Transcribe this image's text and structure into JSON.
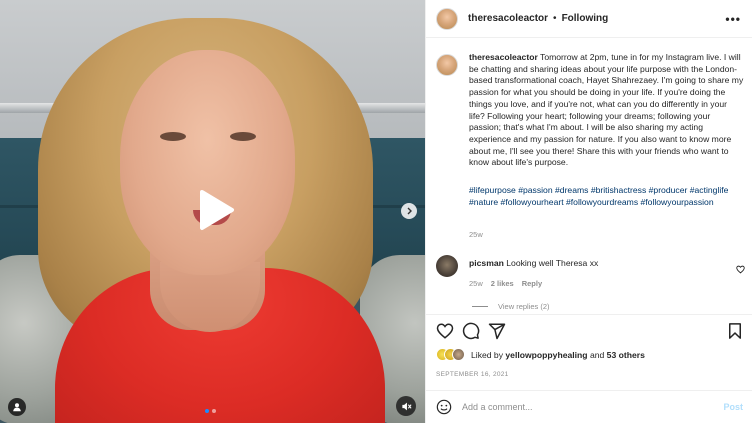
{
  "media": {
    "page_indicator": {
      "count": 2,
      "active": 0
    }
  },
  "header": {
    "username": "theresacoleactor",
    "separator": "•",
    "follow_status": "Following",
    "more_icon": "more-horizontal-icon"
  },
  "caption": {
    "username": "theresacoleactor",
    "text": "Tomorrow at 2pm, tune in for my Instagram live. I will be chatting and sharing ideas about your life purpose with the London-based transformational coach, Hayet Shahrezaey. I'm going to share my passion for what you should be doing in your life. If you're doing the things you love, and if you're not, what can you do differently in your life? Following your heart; following your dreams; following your passion; that's what I'm about. I will be also sharing my acting experience and my passion for nature. If you also want to know more about me, I'll see you there! Share this with your friends who want to know about life's purpose.",
    "hashtags": [
      "#lifepurpose",
      "#passion",
      "#dreams",
      "#britishactress",
      "#producer",
      "#actinglife",
      "#nature",
      "#followyourheart",
      "#followyourdreams",
      "#followyourpassion"
    ],
    "time": "25w"
  },
  "comment": {
    "username": "picsman",
    "text": "Looking well Theresa xx",
    "time": "25w",
    "likes": "2 likes",
    "reply_label": "Reply",
    "view_replies": "View replies (2)"
  },
  "likes": {
    "prefix": "Liked by",
    "user": "yellowpoppyhealing",
    "conjunction": "and",
    "others": "53 others"
  },
  "date": "SEPTEMBER 16, 2021",
  "add_comment": {
    "placeholder": "Add a comment...",
    "post_label": "Post"
  },
  "colors": {
    "link_blue": "#00376b",
    "post_disabled": "#b2dffc",
    "muted": "#8e8e8e",
    "dress_red": "#dc2c25"
  }
}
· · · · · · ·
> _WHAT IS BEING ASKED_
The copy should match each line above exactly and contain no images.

> _ANSWER BOX_
Transcribe this image's text and structure into JSON.
{
  "media": {
    "page_indicator": {
      "count": 2,
      "active": 0
    }
  },
  "header": {
    "username": "theresacoleactor",
    "separator": "•",
    "follow_status": "Following",
    "more_icon": "more-horizontal-icon"
  },
  "caption": {
    "username": "theresacoleactor",
    "text": "Tomorrow at 2pm, tune in for my Instagram live. I will be chatting and sharing ideas about your life purpose with the London-based transformational coach, Hayet Shahrezaey. I'm going to share my passion for what you should be doing in your life. If you're doing the things you love, and if you're not, what can you do differently in your life? Following your heart; following your dreams; following your passion; that's what I'm about. I will be also sharing my acting experience and my passion for nature. If you also want to know more about me, I'll see you there! Share this with your friends who want to know about life's purpose.",
    "hashtags": [
      "#lifepurpose",
      "#passion",
      "#dreams",
      "#britishactress",
      "#producer",
      "#actinglife",
      "#nature",
      "#followyourheart",
      "#followyourdreams",
      "#followyourpassion"
    ],
    "time": "25w"
  },
  "comment": {
    "username": "picsman",
    "text": "Looking well Theresa xx",
    "time": "25w",
    "likes": "2 likes",
    "reply_label": "Reply",
    "view_replies": "View replies (2)"
  },
  "likes": {
    "prefix": "Liked by",
    "user": "yellowpoppyhealing",
    "conjunction": "and",
    "others": "53 others"
  },
  "date": "SEPTEMBER 16, 2021",
  "add_comment": {
    "placeholder": "Add a comment...",
    "post_label": "Post"
  },
  "colors": {
    "link_blue": "#00376b",
    "post_disabled": "#b2dffc",
    "muted": "#8e8e8e",
    "dress_red": "#dc2c25"
  }
}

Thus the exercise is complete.